Despite the initial circumstances, talking to Dr Pai had a positive effect on him. “It made me feel confident about my recovery. ”

Resilence and recovery

Sheen knew recovery would be a long but inevitable process. Yet, there are mixed feelings in his mind when he looks back at the two days he spent in the intensive care unit of Wockhardt.

On one hand, he received top-notch care. “The doctor and nurses took good care of me.  I did not feel lonely even though I was away from my family members.”

But on the other, he couldn’t accept the thought of being confined to the bed even for a few days.

“The doctors said it was too risky for me to leave the bed to go toilet. So I was strapped with many tubes and bags,” Sheen recollected. “I was asked to relieve myself on the bed itself. The nurses would take care of it. It felt like a dehumanising experience. I just couldn’t accept it.”
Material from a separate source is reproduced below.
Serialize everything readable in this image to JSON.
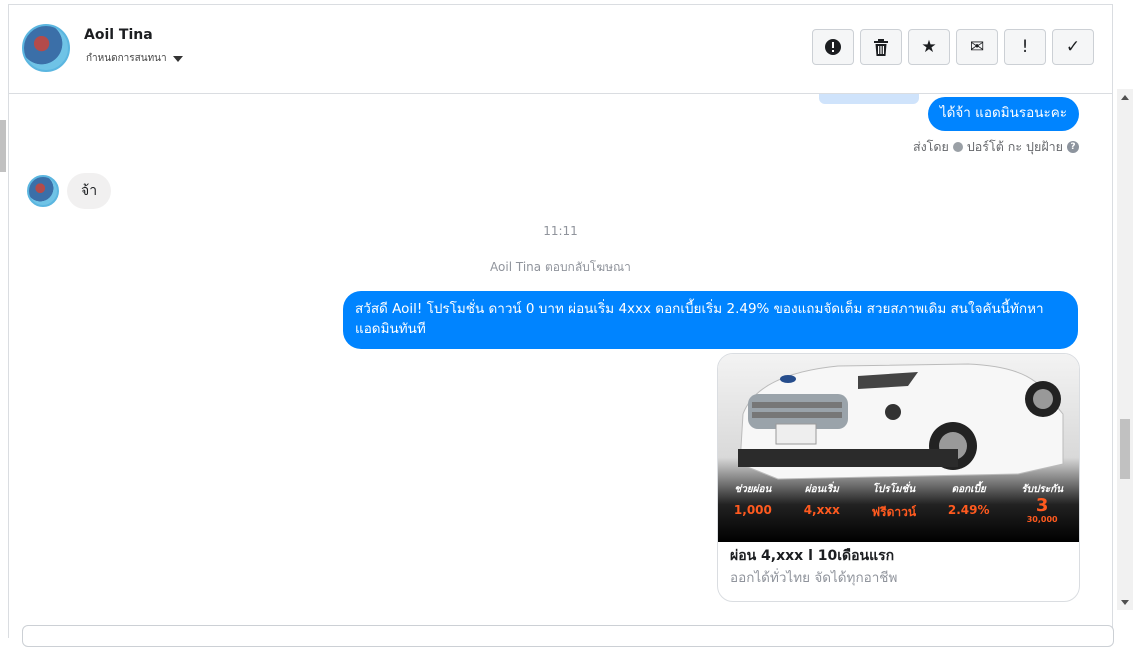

Despite his disability, he pushed himself hard to get up and dawdle to the bathroom. “A well-meaning ward boy finally agreed let me go alone to the bathroom. But he insisted that I kept the door unlocked,” he shared.

It was this stubbornness and persistence that pushed Sheen closer and closer to complete recovery.

Eventually, under the guidance of Dr Imraan Khan, a physiotherapist at Wockhardt, Mira Road, Sheen got back on his two feet.

Stroke and timely treatment

There’s an overarching maxim of stroke treatment: The faster you get treatment, the better your recovery. Treatment should be given to the patient ideally with the 60-minute “Golden Hour” window after the first signs of stroke appear.

Getting the right medical help in the Golden Hour leads to excellent outcomes in all patients, despite their age or underlying conditions.

There’s a mnemonic to remember is BEFAST. B–  loss of Balance, E-Eyes or blurry vision, F- drooping on one side of the Face, A- weakness in Arms or legs, S- slurred Speech and T-Time to call the doctor. Each stands for a symptom.

Although Sheen initially lost out on precious hours when he was on the train, his alertness and timely decision to go to the hospital prevented more damage from happening.

It has barely been a year since the incident, but Sheen’s spirits are high. “How are you now?” I ask him. Pat comes the reply: “I am perfectly alright.”

He also let me in on something that gave him hope even in the bleakest hours of his life. “As I lay there in the hospital bed, I had visions and dreams. I dreamt of Barrackpore, the place I was born in,” he recollected fondly. Sheen treated it as a sign from his subconscious that things were going to be ok after all.

But health is not something he takes for granted even after beating stroke. Sheen’s passion for fitness has only grown, so has his zest for life.